• **Your task**
Make an exact copy of each entry, leaving out every picture.

[Excerpts from a dataset]
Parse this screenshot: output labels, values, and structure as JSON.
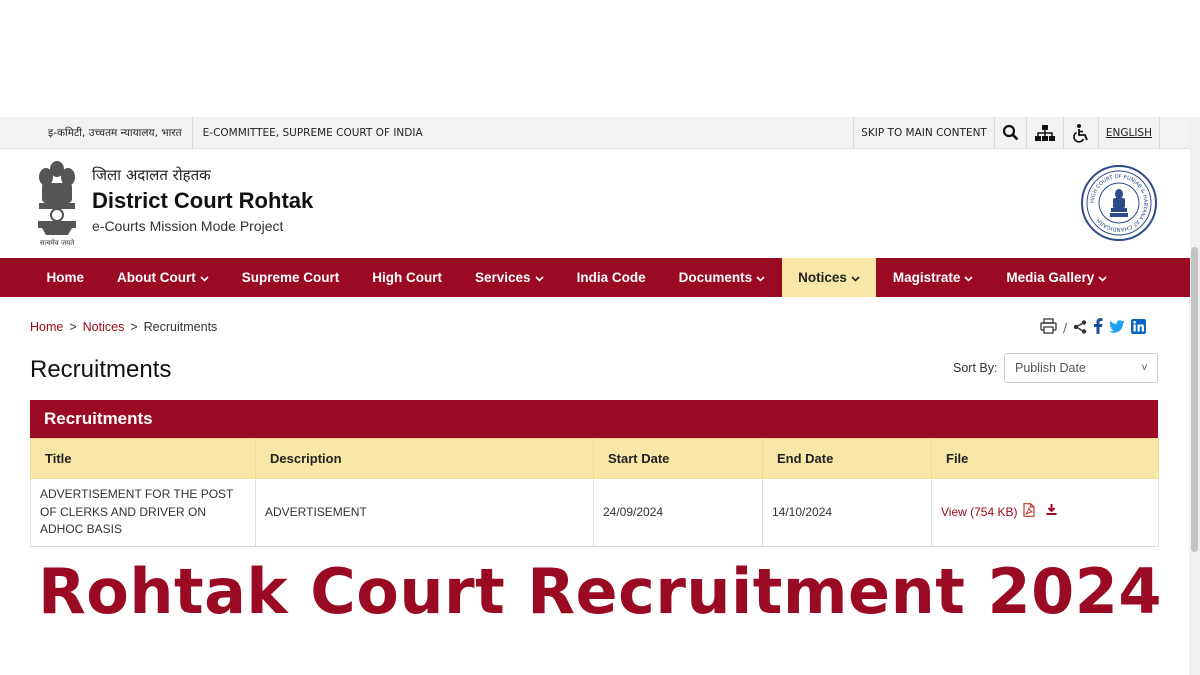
{
  "colors": {
    "brand": "#9b0a23",
    "highlight": "#f8e7a6",
    "topbar": "#f2f2f2"
  },
  "topbar": {
    "hindi_label": "इ-कमिटी, उच्चतम न्यायालय, भारत",
    "committee_label": "E-COMMITTEE, SUPREME COURT OF INDIA",
    "skip_label": "SKIP TO MAIN CONTENT",
    "icons": [
      "search-icon",
      "sitemap-icon",
      "accessibility-icon"
    ],
    "language_label": "ENGLISH"
  },
  "header": {
    "title_hindi": "जिला अदालत रोहतक",
    "title": "District Court Rohtak",
    "subtitle": "e-Courts Mission Mode Project",
    "emblem_motto": "सत्यमेव जयते",
    "seal_text": "HIGH COURT OF PUNJAB & HARYANA AT CHANDIGARH"
  },
  "nav": {
    "items": [
      {
        "label": "Home",
        "dropdown": false,
        "active": false
      },
      {
        "label": "About Court",
        "dropdown": true,
        "active": false
      },
      {
        "label": "Supreme Court",
        "dropdown": false,
        "active": false
      },
      {
        "label": "High Court",
        "dropdown": false,
        "active": false
      },
      {
        "label": "Services",
        "dropdown": true,
        "active": false
      },
      {
        "label": "India Code",
        "dropdown": false,
        "active": false
      },
      {
        "label": "Documents",
        "dropdown": true,
        "active": false
      },
      {
        "label": "Notices",
        "dropdown": true,
        "active": true
      },
      {
        "label": "Magistrate",
        "dropdown": true,
        "active": false
      },
      {
        "label": "Media Gallery",
        "dropdown": true,
        "active": false
      }
    ]
  },
  "breadcrumb": {
    "items": [
      "Home",
      "Notices",
      "Recruitments"
    ],
    "separator": ">"
  },
  "share": {
    "separator": "/",
    "icons": [
      "print-icon",
      "share-icon",
      "facebook-icon",
      "twitter-icon",
      "linkedin-icon"
    ]
  },
  "page": {
    "title": "Recruitments",
    "sort_label": "Sort By:",
    "sort_value": "Publish Date"
  },
  "recruitments": {
    "panel_title": "Recruitments",
    "columns": [
      "Title",
      "Description",
      "Start Date",
      "End Date",
      "File"
    ],
    "rows": [
      {
        "title": "ADVERTISEMENT FOR THE POST OF CLERKS AND DRIVER ON ADHOC BASIS",
        "description": "ADVERTISEMENT",
        "start_date": "24/09/2024",
        "end_date": "14/10/2024",
        "file_label": "View (754 KB)"
      }
    ]
  },
  "banner": {
    "text": "Rohtak Court Recruitment 2024"
  }
}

• **Expected answer**
Parse this screenshot: output labels, values, and structure as JSON.
{
  "colors": {
    "brand": "#9b0a23",
    "highlight": "#f8e7a6",
    "topbar": "#f2f2f2"
  },
  "topbar": {
    "hindi_label": "इ-कमिटी, उच्चतम न्यायालय, भारत",
    "committee_label": "E-COMMITTEE, SUPREME COURT OF INDIA",
    "skip_label": "SKIP TO MAIN CONTENT",
    "icons": [
      "search-icon",
      "sitemap-icon",
      "accessibility-icon"
    ],
    "language_label": "ENGLISH"
  },
  "header": {
    "title_hindi": "जिला अदालत रोहतक",
    "title": "District Court Rohtak",
    "subtitle": "e-Courts Mission Mode Project",
    "emblem_motto": "सत्यमेव जयते",
    "seal_text": "HIGH COURT OF PUNJAB & HARYANA AT CHANDIGARH"
  },
  "nav": {
    "items": [
      {
        "label": "Home",
        "dropdown": false,
        "active": false
      },
      {
        "label": "About Court",
        "dropdown": true,
        "active": false
      },
      {
        "label": "Supreme Court",
        "dropdown": false,
        "active": false
      },
      {
        "label": "High Court",
        "dropdown": false,
        "active": false
      },
      {
        "label": "Services",
        "dropdown": true,
        "active": false
      },
      {
        "label": "India Code",
        "dropdown": false,
        "active": false
      },
      {
        "label": "Documents",
        "dropdown": true,
        "active": false
      },
      {
        "label": "Notices",
        "dropdown": true,
        "active": true
      },
      {
        "label": "Magistrate",
        "dropdown": true,
        "active": false
      },
      {
        "label": "Media Gallery",
        "dropdown": true,
        "active": false
      }
    ]
  },
  "breadcrumb": {
    "items": [
      "Home",
      "Notices",
      "Recruitments"
    ],
    "separator": ">"
  },
  "share": {
    "separator": "/",
    "icons": [
      "print-icon",
      "share-icon",
      "facebook-icon",
      "twitter-icon",
      "linkedin-icon"
    ]
  },
  "page": {
    "title": "Recruitments",
    "sort_label": "Sort By:",
    "sort_value": "Publish Date"
  },
  "recruitments": {
    "panel_title": "Recruitments",
    "columns": [
      "Title",
      "Description",
      "Start Date",
      "End Date",
      "File"
    ],
    "rows": [
      {
        "title": "ADVERTISEMENT FOR THE POST OF CLERKS AND DRIVER ON ADHOC BASIS",
        "description": "ADVERTISEMENT",
        "start_date": "24/09/2024",
        "end_date": "14/10/2024",
        "file_label": "View (754 KB)"
      }
    ]
  },
  "banner": {
    "text": "Rohtak Court Recruitment 2024"
  }
}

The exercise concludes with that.